*What this task involves*
All lines with the word "moodle" must be pulled from the entries below.

Data records for software interfaces:
════════════════

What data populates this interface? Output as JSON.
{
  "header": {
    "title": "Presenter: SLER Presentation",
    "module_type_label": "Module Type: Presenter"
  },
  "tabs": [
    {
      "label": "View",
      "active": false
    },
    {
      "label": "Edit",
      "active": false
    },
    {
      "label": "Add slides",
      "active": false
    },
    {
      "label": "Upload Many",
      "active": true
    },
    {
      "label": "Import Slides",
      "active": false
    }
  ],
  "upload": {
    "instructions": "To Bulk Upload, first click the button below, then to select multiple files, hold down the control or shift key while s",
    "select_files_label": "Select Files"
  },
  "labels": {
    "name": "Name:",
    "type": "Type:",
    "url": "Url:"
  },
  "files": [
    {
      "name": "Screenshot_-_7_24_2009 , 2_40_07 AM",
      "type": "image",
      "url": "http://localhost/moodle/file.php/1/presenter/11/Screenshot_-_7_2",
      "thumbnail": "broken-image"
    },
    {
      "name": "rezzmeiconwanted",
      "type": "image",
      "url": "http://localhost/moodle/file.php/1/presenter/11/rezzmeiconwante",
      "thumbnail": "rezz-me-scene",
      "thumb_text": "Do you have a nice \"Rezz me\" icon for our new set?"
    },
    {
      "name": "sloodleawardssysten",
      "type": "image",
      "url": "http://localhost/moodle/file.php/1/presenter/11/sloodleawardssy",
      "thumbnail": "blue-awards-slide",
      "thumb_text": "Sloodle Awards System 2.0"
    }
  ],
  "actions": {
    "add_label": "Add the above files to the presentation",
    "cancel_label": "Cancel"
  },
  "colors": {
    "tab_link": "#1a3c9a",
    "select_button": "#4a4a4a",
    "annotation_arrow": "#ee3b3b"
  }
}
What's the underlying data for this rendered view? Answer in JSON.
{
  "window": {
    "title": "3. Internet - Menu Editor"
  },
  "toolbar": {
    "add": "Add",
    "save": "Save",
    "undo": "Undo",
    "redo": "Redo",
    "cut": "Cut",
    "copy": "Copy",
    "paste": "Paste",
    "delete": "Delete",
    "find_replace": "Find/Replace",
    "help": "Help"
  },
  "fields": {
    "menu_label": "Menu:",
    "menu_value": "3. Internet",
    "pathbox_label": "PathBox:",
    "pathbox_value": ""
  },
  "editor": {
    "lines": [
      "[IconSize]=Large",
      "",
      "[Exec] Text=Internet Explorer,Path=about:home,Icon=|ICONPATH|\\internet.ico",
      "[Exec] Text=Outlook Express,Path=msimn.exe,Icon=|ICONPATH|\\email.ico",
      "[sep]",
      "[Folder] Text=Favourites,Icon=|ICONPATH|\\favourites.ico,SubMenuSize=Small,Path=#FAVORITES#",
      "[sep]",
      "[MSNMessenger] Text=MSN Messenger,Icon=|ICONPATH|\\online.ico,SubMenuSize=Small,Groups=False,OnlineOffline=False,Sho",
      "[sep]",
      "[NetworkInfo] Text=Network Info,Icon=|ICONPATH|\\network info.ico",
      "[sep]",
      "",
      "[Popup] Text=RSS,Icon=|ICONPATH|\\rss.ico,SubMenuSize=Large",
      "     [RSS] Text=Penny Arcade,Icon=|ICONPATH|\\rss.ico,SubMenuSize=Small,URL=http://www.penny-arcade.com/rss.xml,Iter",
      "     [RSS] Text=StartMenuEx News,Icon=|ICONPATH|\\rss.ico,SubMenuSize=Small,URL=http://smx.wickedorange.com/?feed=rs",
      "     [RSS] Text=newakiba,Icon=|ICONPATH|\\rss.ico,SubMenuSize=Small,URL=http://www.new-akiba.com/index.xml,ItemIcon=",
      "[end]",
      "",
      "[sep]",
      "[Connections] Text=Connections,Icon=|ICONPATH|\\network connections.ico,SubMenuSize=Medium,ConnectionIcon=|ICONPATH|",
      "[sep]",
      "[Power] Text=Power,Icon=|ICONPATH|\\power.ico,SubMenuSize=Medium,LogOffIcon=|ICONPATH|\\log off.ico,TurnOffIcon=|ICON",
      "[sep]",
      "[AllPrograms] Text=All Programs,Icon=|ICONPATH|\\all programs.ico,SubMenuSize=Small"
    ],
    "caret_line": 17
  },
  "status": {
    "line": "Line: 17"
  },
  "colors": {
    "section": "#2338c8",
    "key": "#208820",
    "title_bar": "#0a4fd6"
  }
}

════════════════

*Answer to this task*
      "url": "http://localhost/moodle/file.php/1/presenter/11/Screenshot_-_7_2",
      "url": "http://localhost/moodle/file.php/1/presenter/11/rezzmeiconwante",
      "url": "http://localhost/moodle/file.php/1/presenter/11/sloodleawardssy",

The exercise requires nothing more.